The /videos/ folder containing identically named MP4, OGV and WebM files, and web video files created by Quicktime. – the reference file for the HTML5 embed page. The browser looks at this file and, based upon the user agent, decides whether to load the larger Computer version of the video, or one of the smaller optimized versions.

video – Computer.m4v – A web resolution video for playback on computer screens.

video – iPhone (Cellular).3gp – A video optimized for playback over a 3G network connection on mobile devices such as the iPhone.

video – iPhone.m4v – A video optimized for playback on mobile devices over high bandwidth connections, such as when connected to the Internet via WiFi.

video.jpg – The poster image.

Do not alter the file names!

Finally, JW Player is used as a fallback so that video may be played on older browsers, such as Internet Explorer 8, not supporting the HTML5 <video> element. For licensing reasons, JW Player is not included with TTG Stage CE and must be installed separately. See the TTG Stage CE documentation for details.

By default, JW Player is instructed to load the MP4 file for playback by the “Fallback video format” setting. If a WebM video file is being used, JW Player can be instructed to use this file instead. And for those wishing it, ffmpeg may be used to create an FLV video file — a Flash video file — which can also be used by JW Player by setting “Fallback video format” to “flv”.


And that’s all there is to embedding HTML5 video into TTG Stage CE, though there’s still plenty to learn about the HTML5 <video> element for those willing to learn. For those not interested in learning, however, TTG Stage CE handles all of the underlying code, leaving only the actual video files as the user’s responsibility.

Nonetheless, if HTML5 video seems like too much a chore, TTG Stage CE’s other video options are simpler. When fed a single MP4 file, the JW Player embed method can be used to play that file in all browsers and on mobile devices. That same MP4 file, or any other video file supported by YouTube or Vimeo may be uploaded to those services and embedded into TTG Stage CE using the YouTube or Vimeo embed methods, also enabling playback in all browsers and on mobile devices. Regardless of your chosen embed method, TTG Stage CE has your web video needs covered.

That leaves the question, is HTML5 video necessary?

The answer is yes. And no.

If you are embedding video using YouTube, Vimeo or JW Player, then that video is being delivered to desktop computers using Flash. When a mobile user agent is detected however, YouTube, Vimeo and JW Player all deploy the video using an alternate HTML5 player. In these cases, YouTube and Vimeo will prepare your video file for mobile output. In the case of JW Player, you need to have provided an MP4 file; an FLV video file will not playback on mobile devices, for example. So yes, in that every one of these methods is delivering video to mobile devices using HTML5, HTML5 is absolutely necessary.

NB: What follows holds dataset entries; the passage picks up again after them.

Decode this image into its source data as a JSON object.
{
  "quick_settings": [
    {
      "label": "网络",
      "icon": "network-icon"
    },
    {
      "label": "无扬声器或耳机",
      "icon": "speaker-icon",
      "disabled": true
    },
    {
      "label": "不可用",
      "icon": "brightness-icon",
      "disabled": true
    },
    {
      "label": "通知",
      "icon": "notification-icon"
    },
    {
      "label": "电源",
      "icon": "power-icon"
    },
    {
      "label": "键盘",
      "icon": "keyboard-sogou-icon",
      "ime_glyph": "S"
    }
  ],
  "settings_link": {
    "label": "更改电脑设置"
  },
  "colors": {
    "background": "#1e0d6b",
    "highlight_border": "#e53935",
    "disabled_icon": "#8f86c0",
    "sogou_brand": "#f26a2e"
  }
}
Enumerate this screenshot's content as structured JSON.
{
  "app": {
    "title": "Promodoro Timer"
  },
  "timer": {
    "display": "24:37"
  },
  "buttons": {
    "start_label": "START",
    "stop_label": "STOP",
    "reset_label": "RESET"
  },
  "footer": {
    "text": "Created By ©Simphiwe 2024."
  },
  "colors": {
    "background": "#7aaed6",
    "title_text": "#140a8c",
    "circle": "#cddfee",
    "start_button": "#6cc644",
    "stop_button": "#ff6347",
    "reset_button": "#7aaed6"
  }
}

But no, you don’t necessarily need to know everything I’ve discussed in this article to use those embed methods. The reasons to use the HTML5 method instead of YouTube, Vimeo or JW Player are:

1) You’re a ninja.
2) You don’t want to be dependent upon third-party plugins — Flash, Quicktime, RealPlayer, etc. — at all.
3) You want to deliver video in the most optimal way for the end user’s user agent.

Whether you choose to use the HTML5 embed method or one of the simpler options is entirely up to you, and largely dependent upon the amount of effort and patience you want to put into the process. The tools are obtuse, but not impenetrable. The process is time-consuming, but not impossible. The payoff is there, but may not be justifiable for you. It’s your choice. And whatever you choose, TTG Stage CE works with you to deliver the best results possible.